Stored records:
···

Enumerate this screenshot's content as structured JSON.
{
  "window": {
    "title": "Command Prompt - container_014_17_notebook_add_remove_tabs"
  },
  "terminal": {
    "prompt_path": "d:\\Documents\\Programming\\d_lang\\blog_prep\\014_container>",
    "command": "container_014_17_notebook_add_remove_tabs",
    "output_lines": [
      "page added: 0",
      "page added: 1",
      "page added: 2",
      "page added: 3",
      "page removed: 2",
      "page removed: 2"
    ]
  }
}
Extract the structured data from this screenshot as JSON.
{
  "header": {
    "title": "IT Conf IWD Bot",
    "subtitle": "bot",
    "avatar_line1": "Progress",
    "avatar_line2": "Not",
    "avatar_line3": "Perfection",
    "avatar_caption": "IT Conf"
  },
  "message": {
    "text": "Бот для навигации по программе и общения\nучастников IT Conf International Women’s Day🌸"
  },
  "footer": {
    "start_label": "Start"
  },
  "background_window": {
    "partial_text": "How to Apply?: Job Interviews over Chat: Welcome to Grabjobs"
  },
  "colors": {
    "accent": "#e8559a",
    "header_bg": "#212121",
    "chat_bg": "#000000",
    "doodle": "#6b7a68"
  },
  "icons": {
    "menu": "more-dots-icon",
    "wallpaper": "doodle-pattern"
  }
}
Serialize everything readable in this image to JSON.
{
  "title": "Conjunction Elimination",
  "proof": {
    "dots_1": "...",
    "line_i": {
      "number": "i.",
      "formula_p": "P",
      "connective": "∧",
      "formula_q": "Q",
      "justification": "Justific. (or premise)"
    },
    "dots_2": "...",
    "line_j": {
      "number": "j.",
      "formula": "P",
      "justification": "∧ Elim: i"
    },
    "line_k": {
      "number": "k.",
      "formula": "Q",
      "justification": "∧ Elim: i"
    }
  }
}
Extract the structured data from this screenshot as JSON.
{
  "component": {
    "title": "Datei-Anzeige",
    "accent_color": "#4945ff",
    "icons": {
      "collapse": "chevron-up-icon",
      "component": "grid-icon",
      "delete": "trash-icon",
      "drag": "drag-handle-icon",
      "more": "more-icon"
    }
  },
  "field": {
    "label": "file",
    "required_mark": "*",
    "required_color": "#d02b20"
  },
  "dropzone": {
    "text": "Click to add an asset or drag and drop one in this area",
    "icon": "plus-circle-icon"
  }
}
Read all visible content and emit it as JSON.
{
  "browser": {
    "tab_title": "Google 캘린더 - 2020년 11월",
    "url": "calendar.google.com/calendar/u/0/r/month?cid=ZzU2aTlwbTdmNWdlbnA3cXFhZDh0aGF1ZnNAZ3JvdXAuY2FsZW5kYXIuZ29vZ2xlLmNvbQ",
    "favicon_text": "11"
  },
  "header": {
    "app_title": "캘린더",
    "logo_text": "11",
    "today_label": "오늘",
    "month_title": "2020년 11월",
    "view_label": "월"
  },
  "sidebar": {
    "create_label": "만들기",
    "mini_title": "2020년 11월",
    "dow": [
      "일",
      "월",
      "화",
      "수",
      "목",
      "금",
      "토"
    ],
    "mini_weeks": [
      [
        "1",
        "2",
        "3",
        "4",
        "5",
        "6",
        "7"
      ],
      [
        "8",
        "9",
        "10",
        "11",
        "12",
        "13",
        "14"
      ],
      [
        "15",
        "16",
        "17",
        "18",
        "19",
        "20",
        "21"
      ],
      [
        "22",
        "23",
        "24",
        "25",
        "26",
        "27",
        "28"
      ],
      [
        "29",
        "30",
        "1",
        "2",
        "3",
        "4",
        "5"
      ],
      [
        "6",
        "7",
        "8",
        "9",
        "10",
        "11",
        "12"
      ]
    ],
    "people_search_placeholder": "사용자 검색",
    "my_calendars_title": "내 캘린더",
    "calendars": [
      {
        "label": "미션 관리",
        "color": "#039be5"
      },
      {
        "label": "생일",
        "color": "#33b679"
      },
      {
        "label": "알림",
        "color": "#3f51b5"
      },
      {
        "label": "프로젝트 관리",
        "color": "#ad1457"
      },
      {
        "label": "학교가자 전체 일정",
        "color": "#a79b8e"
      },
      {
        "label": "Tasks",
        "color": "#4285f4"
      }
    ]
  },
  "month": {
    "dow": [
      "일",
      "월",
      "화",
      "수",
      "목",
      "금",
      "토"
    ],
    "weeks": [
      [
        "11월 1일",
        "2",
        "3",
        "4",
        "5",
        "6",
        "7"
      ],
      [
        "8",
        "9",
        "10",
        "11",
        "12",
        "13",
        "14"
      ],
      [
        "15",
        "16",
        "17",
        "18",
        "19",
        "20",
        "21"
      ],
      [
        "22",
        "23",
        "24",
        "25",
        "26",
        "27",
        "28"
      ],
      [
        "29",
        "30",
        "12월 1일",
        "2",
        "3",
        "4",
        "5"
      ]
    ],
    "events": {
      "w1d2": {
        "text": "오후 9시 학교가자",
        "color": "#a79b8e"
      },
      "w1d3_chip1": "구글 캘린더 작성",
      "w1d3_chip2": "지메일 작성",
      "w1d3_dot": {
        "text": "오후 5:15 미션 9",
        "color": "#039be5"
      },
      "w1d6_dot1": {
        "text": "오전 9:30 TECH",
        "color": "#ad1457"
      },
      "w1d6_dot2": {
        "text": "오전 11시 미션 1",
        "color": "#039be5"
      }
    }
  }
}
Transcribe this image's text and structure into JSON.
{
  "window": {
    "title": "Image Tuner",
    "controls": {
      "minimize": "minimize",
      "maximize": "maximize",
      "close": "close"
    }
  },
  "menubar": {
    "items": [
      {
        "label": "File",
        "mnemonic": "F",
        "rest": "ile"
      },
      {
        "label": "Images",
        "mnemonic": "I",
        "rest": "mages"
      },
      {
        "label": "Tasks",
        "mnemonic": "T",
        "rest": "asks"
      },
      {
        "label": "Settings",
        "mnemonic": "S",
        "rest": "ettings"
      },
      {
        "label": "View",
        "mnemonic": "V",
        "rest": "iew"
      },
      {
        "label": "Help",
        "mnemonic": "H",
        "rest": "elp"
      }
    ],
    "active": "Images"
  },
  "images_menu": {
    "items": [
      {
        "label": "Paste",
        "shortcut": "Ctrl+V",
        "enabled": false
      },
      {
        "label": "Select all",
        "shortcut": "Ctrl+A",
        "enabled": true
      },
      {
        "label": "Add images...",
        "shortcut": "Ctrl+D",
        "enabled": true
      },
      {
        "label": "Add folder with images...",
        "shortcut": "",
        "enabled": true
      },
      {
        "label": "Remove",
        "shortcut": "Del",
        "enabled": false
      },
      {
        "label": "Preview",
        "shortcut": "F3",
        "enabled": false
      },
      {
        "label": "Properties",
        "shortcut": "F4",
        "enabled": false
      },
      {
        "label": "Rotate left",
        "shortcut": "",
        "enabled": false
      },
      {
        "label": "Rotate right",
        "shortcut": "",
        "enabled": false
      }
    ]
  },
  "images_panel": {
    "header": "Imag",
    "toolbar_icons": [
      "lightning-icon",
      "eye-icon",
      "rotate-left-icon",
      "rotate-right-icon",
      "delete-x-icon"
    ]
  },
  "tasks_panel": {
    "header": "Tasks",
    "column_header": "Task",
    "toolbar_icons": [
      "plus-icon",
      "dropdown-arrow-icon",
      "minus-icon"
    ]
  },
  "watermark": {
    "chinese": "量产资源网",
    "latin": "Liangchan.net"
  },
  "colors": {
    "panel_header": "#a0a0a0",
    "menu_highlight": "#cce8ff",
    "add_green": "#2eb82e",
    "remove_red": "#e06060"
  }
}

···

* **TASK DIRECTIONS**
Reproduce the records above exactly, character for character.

* **WRITTEN REPLY**
Enumerate this screenshot's content as structured JSON.
{
  "window": {
    "title": "Command Prompt - container_014_17_notebook_add_remove_tabs"
  },
  "terminal": {
    "prompt_path": "d:\\Documents\\Programming\\d_lang\\blog_prep\\014_container>",
    "command": "container_014_17_notebook_add_remove_tabs",
    "output_lines": [
      "page added: 0",
      "page added: 1",
      "page added: 2",
      "page added: 3",
      "page removed: 2",
      "page removed: 2"
    ]
  }
}
Extract the structured data from this screenshot as JSON.
{
  "header": {
    "title": "IT Conf IWD Bot",
    "subtitle": "bot",
    "avatar_line1": "Progress",
    "avatar_line2": "Not",
    "avatar_line3": "Perfection",
    "avatar_caption": "IT Conf"
  },
  "message": {
    "text": "Бот для навигации по программе и общения\nучастников IT Conf International Women’s Day🌸"
  },
  "footer": {
    "start_label": "Start"
  },
  "background_window": {
    "partial_text": "How to Apply?: Job Interviews over Chat: Welcome to Grabjobs"
  },
  "colors": {
    "accent": "#e8559a",
    "header_bg": "#212121",
    "chat_bg": "#000000",
    "doodle": "#6b7a68"
  },
  "icons": {
    "menu": "more-dots-icon",
    "wallpaper": "doodle-pattern"
  }
}
Serialize everything readable in this image to JSON.
{
  "title": "Conjunction Elimination",
  "proof": {
    "dots_1": "...",
    "line_i": {
      "number": "i.",
      "formula_p": "P",
      "connective": "∧",
      "formula_q": "Q",
      "justification": "Justific. (or premise)"
    },
    "dots_2": "...",
    "line_j": {
      "number": "j.",
      "formula": "P",
      "justification": "∧ Elim: i"
    },
    "line_k": {
      "number": "k.",
      "formula": "Q",
      "justification": "∧ Elim: i"
    }
  }
}
Extract the structured data from this screenshot as JSON.
{
  "component": {
    "title": "Datei-Anzeige",
    "accent_color": "#4945ff",
    "icons": {
      "collapse": "chevron-up-icon",
      "component": "grid-icon",
      "delete": "trash-icon",
      "drag": "drag-handle-icon",
      "more": "more-icon"
    }
  },
  "field": {
    "label": "file",
    "required_mark": "*",
    "required_color": "#d02b20"
  },
  "dropzone": {
    "text": "Click to add an asset or drag and drop one in this area",
    "icon": "plus-circle-icon"
  }
}
Read all visible content and emit it as JSON.
{
  "browser": {
    "tab_title": "Google 캘린더 - 2020년 11월",
    "url": "calendar.google.com/calendar/u/0/r/month?cid=ZzU2aTlwbTdmNWdlbnA3cXFhZDh0aGF1ZnNAZ3JvdXAuY2FsZW5kYXIuZ29vZ2xlLmNvbQ",
    "favicon_text": "11"
  },
  "header": {
    "app_title": "캘린더",
    "logo_text": "11",
    "today_label": "오늘",
    "month_title": "2020년 11월",
    "view_label": "월"
  },
  "sidebar": {
    "create_label": "만들기",
    "mini_title": "2020년 11월",
    "dow": [
      "일",
      "월",
      "화",
      "수",
      "목",
      "금",
      "토"
    ],
    "mini_weeks": [
      [
        "1",
        "2",
        "3",
        "4",
        "5",
        "6",
        "7"
      ],
      [
        "8",
        "9",
        "10",
        "11",
        "12",
        "13",
        "14"
      ],
      [
        "15",
        "16",
        "17",
        "18",
        "19",
        "20",
        "21"
      ],
      [
        "22",
        "23",
        "24",
        "25",
        "26",
        "27",
        "28"
      ],
      [
        "29",
        "30",
        "1",
        "2",
        "3",
        "4",
        "5"
      ],
      [
        "6",
        "7",
        "8",
        "9",
        "10",
        "11",
        "12"
      ]
    ],
    "people_search_placeholder": "사용자 검색",
    "my_calendars_title": "내 캘린더",
    "calendars": [
      {
        "label": "미션 관리",
        "color": "#039be5"
      },
      {
        "label": "생일",
        "color": "#33b679"
      },
      {
        "label": "알림",
        "color": "#3f51b5"
      },
      {
        "label": "프로젝트 관리",
        "color": "#ad1457"
      },
      {
        "label": "학교가자 전체 일정",
        "color": "#a79b8e"
      },
      {
        "label": "Tasks",
        "color": "#4285f4"
      }
    ]
  },
  "month": {
    "dow": [
      "일",
      "월",
      "화",
      "수",
      "목",
      "금",
      "토"
    ],
    "weeks": [
      [
        "11월 1일",
        "2",
        "3",
        "4",
        "5",
        "6",
        "7"
      ],
      [
        "8",
        "9",
        "10",
        "11",
        "12",
        "13",
        "14"
      ],
      [
        "15",
        "16",
        "17",
        "18",
        "19",
        "20",
        "21"
      ],
      [
        "22",
        "23",
        "24",
        "25",
        "26",
        "27",
        "28"
      ],
      [
        "29",
        "30",
        "12월 1일",
        "2",
        "3",
        "4",
        "5"
      ]
    ],
    "events": {
      "w1d2": {
        "text": "오후 9시 학교가자",
        "color": "#a79b8e"
      },
      "w1d3_chip1": "구글 캘린더 작성",
      "w1d3_chip2": "지메일 작성",
      "w1d3_dot": {
        "text": "오후 5:15 미션 9",
        "color": "#039be5"
      },
      "w1d6_dot1": {
        "text": "오전 9:30 TECH",
        "color": "#ad1457"
      },
      "w1d6_dot2": {
        "text": "오전 11시 미션 1",
        "color": "#039be5"
      }
    }
  }
}
Transcribe this image's text and structure into JSON.
{
  "window": {
    "title": "Image Tuner",
    "controls": {
      "minimize": "minimize",
      "maximize": "maximize",
      "close": "close"
    }
  },
  "menubar": {
    "items": [
      {
        "label": "File",
        "mnemonic": "F",
        "rest": "ile"
      },
      {
        "label": "Images",
        "mnemonic": "I",
        "rest": "mages"
      },
      {
        "label": "Tasks",
        "mnemonic": "T",
        "rest": "asks"
      },
      {
        "label": "Settings",
        "mnemonic": "S",
        "rest": "ettings"
      },
      {
        "label": "View",
        "mnemonic": "V",
        "rest": "iew"
      },
      {
        "label": "Help",
        "mnemonic": "H",
        "rest": "elp"
      }
    ],
    "active": "Images"
  },
  "images_menu": {
    "items": [
      {
        "label": "Paste",
        "shortcut": "Ctrl+V",
        "enabled": false
      },
      {
        "label": "Select all",
        "shortcut": "Ctrl+A",
        "enabled": true
      },
      {
        "label": "Add images...",
        "shortcut": "Ctrl+D",
        "enabled": true
      },
      {
        "label": "Add folder with images...",
        "shortcut": "",
        "enabled": true
      },
      {
        "label": "Remove",
        "shortcut": "Del",
        "enabled": false
      },
      {
        "label": "Preview",
        "shortcut": "F3",
        "enabled": false
      },
      {
        "label": "Properties",
        "shortcut": "F4",
        "enabled": false
      },
      {
        "label": "Rotate left",
        "shortcut": "",
        "enabled": false
      },
      {
        "label": "Rotate right",
        "shortcut": "",
        "enabled": false
      }
    ]
  },
  "images_panel": {
    "header": "Imag",
    "toolbar_icons": [
      "lightning-icon",
      "eye-icon",
      "rotate-left-icon",
      "rotate-right-icon",
      "delete-x-icon"
    ]
  },
  "tasks_panel": {
    "header": "Tasks",
    "column_header": "Task",
    "toolbar_icons": [
      "plus-icon",
      "dropdown-arrow-icon",
      "minus-icon"
    ]
  },
  "watermark": {
    "chinese": "量产资源网",
    "latin": "Liangchan.net"
  },
  "colors": {
    "panel_header": "#a0a0a0",
    "menu_highlight": "#cce8ff",
    "add_green": "#2eb82e",
    "remove_red": "#e06060"
  }
}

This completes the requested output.